The diary becomes more sporadic through September, with fewer and shorter entries, leading up to the final entry, dated from 9 to 14 October, which states “I lived as before”, referring to the previous entry on 8 October which read simply “Drank my own urine, and eat raw flesh.” A rough end to a rough ordeal.
The Death of a Castaway
“We will never know how he died,” admits Ritsema, “because his body was never found. Perhaps he was drowned in the sea. Perhaps he died of exhaustion on a location some kilometres from his tent.”
The inevitable questions over suicide are also explored in Ritsema’s work. While the Dutchman’s body was never found, his belongings and a tent containing many of his books, including his diary, were found by the British mariners who arrived in January of 1926. The chances that he was indeed picked up by a ship and saved are less than low.
The story of Leendert Hasenboch is definitely not a myth. Most likely, the original diary is lost forever. [But] the man was genuine. He was marooned on Ascension, and he did write a diary...

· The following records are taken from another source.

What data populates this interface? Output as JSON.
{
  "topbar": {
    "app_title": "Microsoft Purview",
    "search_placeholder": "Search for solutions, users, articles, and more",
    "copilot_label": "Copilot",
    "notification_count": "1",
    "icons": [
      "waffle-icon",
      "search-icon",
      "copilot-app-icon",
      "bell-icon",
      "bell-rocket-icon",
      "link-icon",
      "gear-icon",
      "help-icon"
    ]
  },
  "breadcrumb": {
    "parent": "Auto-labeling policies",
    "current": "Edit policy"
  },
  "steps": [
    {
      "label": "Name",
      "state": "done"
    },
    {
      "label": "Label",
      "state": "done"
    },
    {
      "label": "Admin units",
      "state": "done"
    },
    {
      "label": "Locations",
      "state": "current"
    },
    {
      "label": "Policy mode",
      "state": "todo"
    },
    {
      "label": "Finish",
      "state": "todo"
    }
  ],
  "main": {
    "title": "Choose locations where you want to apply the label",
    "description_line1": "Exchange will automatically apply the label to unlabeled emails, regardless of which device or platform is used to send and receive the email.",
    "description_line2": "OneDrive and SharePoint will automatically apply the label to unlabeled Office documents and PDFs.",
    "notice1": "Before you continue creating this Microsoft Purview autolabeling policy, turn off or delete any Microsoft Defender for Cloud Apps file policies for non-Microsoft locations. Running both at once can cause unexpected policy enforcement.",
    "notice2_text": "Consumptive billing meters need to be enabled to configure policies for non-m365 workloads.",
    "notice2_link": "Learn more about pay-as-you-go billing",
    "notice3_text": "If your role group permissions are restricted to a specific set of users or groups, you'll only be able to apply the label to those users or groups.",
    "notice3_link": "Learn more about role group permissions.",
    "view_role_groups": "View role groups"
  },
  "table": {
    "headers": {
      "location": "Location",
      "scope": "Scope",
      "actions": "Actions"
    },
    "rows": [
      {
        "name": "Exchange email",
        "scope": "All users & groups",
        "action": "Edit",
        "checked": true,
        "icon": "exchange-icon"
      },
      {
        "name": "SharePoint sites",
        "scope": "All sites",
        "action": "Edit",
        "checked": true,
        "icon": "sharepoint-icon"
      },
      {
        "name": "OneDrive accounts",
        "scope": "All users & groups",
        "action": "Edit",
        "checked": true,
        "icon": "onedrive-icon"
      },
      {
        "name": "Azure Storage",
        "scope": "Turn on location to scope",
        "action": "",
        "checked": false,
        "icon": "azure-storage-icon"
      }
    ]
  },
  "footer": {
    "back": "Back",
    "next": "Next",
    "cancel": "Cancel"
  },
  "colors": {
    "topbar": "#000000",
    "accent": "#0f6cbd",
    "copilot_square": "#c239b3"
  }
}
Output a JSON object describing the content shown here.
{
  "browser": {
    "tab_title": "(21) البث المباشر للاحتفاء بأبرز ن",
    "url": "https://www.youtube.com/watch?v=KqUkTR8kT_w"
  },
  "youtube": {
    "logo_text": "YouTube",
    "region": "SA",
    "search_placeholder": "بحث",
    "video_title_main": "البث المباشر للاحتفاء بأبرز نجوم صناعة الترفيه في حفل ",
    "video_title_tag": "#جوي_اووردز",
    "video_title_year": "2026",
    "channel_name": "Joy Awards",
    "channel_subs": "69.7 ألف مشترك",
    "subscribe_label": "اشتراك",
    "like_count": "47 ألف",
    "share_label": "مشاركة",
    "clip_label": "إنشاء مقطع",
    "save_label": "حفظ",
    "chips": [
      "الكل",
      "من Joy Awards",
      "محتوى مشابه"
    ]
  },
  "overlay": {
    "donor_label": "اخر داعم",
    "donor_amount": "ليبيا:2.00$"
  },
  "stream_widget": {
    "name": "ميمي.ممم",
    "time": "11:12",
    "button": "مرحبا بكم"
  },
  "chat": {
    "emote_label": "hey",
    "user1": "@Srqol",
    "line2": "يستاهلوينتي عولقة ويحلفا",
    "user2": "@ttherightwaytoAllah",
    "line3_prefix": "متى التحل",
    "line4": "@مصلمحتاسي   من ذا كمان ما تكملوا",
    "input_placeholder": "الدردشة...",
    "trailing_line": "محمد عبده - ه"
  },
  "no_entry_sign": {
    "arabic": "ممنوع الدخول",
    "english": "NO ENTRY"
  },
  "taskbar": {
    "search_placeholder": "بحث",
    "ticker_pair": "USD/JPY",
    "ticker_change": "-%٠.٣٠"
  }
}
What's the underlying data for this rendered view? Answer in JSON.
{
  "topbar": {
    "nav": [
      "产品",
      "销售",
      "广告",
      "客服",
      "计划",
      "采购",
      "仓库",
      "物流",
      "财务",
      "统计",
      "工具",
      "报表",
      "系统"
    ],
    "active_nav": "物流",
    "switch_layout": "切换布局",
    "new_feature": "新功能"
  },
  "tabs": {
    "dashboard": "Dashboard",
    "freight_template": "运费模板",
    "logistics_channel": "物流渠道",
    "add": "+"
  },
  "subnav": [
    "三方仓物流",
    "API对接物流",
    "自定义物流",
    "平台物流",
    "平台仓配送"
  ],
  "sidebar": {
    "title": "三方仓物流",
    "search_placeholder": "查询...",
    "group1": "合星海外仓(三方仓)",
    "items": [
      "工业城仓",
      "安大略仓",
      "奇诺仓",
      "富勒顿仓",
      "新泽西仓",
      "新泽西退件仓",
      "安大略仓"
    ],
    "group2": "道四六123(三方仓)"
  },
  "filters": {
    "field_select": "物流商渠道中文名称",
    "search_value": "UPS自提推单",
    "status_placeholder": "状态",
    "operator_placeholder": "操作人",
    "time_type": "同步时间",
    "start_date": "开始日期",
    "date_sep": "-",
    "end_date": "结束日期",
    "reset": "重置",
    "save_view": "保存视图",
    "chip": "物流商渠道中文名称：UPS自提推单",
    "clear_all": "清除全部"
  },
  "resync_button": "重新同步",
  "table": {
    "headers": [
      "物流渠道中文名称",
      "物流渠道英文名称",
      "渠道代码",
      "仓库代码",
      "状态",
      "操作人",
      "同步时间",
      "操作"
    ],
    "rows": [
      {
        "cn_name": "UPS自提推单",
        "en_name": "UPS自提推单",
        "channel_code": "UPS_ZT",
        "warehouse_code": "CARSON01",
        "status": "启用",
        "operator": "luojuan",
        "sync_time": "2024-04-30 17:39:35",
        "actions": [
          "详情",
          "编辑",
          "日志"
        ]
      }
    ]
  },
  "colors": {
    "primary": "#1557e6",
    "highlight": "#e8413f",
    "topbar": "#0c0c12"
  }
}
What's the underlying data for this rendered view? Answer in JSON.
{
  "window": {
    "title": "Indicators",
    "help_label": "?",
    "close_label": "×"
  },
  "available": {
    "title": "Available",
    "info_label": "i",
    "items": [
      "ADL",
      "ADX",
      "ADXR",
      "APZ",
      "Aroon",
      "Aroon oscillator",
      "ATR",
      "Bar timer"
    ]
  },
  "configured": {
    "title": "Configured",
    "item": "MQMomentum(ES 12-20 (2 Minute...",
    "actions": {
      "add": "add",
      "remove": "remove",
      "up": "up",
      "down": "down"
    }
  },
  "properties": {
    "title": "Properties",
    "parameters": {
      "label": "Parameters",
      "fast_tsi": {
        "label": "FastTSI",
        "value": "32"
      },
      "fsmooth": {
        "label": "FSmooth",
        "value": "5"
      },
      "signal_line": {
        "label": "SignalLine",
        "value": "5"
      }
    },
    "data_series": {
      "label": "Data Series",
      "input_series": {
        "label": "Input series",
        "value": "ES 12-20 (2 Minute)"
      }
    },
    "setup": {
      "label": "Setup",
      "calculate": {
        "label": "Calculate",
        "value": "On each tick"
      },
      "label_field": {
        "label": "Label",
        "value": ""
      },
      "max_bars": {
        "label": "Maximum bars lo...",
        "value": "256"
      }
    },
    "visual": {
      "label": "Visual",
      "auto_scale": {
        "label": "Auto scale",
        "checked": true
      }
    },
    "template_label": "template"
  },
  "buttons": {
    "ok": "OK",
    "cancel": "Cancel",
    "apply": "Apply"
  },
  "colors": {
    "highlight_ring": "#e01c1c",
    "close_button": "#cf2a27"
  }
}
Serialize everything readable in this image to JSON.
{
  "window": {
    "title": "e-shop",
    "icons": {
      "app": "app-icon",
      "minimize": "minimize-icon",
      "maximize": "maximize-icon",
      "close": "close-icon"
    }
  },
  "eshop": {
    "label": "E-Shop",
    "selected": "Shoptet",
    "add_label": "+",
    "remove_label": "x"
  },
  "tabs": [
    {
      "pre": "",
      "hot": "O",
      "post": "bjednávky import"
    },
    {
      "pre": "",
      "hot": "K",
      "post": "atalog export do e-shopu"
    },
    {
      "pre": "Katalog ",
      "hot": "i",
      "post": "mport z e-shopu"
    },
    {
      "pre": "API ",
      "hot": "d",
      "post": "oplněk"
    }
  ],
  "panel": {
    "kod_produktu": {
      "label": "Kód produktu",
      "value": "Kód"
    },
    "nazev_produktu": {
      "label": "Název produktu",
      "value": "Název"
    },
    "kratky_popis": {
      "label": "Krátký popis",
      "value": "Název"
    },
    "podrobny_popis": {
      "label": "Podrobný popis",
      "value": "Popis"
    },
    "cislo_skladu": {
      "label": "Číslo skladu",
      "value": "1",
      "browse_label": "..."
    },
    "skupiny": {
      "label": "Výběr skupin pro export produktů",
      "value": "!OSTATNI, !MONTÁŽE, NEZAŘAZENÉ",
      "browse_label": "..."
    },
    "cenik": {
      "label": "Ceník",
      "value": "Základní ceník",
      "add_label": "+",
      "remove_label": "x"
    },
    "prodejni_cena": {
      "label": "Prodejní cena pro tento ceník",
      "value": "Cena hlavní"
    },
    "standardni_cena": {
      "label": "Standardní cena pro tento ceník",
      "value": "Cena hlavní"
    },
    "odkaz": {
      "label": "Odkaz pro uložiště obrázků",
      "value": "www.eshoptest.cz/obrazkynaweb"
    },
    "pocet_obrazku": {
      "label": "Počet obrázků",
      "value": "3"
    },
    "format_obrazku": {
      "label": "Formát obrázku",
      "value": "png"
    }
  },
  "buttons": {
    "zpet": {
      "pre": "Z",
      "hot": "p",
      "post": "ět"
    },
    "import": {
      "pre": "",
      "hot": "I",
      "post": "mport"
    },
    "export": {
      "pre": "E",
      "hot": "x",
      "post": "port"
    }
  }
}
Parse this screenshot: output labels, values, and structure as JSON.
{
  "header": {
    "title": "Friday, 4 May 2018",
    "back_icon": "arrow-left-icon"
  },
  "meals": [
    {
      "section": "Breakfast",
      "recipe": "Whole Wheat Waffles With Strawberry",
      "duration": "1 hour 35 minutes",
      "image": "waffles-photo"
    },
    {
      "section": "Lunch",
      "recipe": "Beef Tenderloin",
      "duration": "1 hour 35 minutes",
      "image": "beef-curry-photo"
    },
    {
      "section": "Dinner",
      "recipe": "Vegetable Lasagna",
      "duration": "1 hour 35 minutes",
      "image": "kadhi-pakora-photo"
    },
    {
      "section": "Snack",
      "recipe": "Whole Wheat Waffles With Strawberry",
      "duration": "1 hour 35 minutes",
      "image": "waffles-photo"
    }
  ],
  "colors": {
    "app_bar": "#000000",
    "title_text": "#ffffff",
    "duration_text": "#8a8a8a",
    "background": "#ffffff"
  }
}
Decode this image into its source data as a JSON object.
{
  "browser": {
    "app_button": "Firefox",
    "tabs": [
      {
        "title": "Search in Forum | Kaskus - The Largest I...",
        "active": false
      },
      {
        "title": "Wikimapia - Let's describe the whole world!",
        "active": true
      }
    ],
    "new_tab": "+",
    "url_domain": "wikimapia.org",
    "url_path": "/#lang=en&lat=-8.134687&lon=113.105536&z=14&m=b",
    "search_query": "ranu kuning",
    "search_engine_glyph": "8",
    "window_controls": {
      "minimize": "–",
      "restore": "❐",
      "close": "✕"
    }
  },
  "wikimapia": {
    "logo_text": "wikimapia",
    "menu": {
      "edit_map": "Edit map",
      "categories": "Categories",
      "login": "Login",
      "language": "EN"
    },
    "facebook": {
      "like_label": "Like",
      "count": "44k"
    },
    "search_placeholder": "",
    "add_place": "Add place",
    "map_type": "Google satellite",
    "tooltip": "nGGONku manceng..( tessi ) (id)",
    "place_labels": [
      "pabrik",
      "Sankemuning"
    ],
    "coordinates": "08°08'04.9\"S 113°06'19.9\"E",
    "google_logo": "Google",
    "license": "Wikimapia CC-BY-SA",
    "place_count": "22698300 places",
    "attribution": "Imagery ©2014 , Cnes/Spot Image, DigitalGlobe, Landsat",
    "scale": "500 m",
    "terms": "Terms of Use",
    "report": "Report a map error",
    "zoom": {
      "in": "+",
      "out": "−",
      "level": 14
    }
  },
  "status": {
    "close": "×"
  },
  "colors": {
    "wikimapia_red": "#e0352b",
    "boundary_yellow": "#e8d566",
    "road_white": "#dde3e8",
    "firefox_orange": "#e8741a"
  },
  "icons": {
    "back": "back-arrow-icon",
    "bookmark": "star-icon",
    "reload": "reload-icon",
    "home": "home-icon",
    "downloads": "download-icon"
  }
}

His story lives on though. The gruelling tale of the sailing Dutchman who broke the law and was condemned to hell as a consequence; condemned to live on the blood of animals and the waste of both himself and whatever he could kill.
Ritsema concludes: “The story of Leendert Hasenboch is definitely not a myth. Most likely, the original diary is lost forever. [But] the man was genuine, and he really was marooned on Ascension, and he really did write a diary.”
It’s a story of another age, another world. A tale easier to imagine on the big screen or in the pages of an epic novel than in the realms of the real world. A stunning insight into the desperate life of a castaway, from a perspective unlike anything else that exists in the modern world.